Directions for this task
Among the records below, find each line that includes the string "title" and copy it.

Dataset excerpts
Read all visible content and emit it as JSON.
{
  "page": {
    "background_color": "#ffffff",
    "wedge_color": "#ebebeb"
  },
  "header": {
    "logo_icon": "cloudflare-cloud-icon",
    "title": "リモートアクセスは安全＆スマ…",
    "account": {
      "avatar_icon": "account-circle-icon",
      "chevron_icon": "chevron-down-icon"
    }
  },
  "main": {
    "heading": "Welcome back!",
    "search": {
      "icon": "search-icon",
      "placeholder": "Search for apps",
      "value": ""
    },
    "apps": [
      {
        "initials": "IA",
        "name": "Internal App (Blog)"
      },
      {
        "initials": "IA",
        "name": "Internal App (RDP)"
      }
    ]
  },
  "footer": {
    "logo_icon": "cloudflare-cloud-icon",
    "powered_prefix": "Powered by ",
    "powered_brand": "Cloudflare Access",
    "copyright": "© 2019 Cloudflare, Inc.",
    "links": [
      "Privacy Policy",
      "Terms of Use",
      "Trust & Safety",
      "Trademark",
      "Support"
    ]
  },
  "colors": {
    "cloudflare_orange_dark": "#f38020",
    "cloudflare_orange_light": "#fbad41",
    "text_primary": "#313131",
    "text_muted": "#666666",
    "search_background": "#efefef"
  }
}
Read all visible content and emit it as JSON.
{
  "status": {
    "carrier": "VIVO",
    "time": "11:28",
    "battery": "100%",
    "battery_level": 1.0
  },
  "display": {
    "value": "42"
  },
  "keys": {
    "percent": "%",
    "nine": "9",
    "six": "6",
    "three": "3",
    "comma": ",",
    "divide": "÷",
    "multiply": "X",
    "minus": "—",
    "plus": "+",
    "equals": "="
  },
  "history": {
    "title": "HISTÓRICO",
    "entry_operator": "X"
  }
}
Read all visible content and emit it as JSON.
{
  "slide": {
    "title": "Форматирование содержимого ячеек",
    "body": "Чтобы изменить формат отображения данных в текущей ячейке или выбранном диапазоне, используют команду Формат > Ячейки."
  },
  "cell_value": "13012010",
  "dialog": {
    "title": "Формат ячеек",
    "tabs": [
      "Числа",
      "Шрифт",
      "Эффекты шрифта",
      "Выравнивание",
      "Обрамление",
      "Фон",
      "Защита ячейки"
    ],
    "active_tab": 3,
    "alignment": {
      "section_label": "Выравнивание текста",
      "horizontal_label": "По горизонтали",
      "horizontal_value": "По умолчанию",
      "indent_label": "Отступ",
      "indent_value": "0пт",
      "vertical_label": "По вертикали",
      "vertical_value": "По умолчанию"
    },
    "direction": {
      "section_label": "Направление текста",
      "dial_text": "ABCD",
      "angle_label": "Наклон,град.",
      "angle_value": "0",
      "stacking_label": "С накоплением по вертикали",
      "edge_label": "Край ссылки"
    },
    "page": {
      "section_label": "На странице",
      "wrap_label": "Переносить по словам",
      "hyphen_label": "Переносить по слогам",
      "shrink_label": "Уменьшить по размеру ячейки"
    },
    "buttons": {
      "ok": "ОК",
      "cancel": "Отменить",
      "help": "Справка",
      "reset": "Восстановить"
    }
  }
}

Written reply
    "title": "リモートアクセスは安全＆スマ…",
    "title": "HISTÓRICO",
    "title": "Форматирование содержимого ячеек",
    "title": "Формат ячеек",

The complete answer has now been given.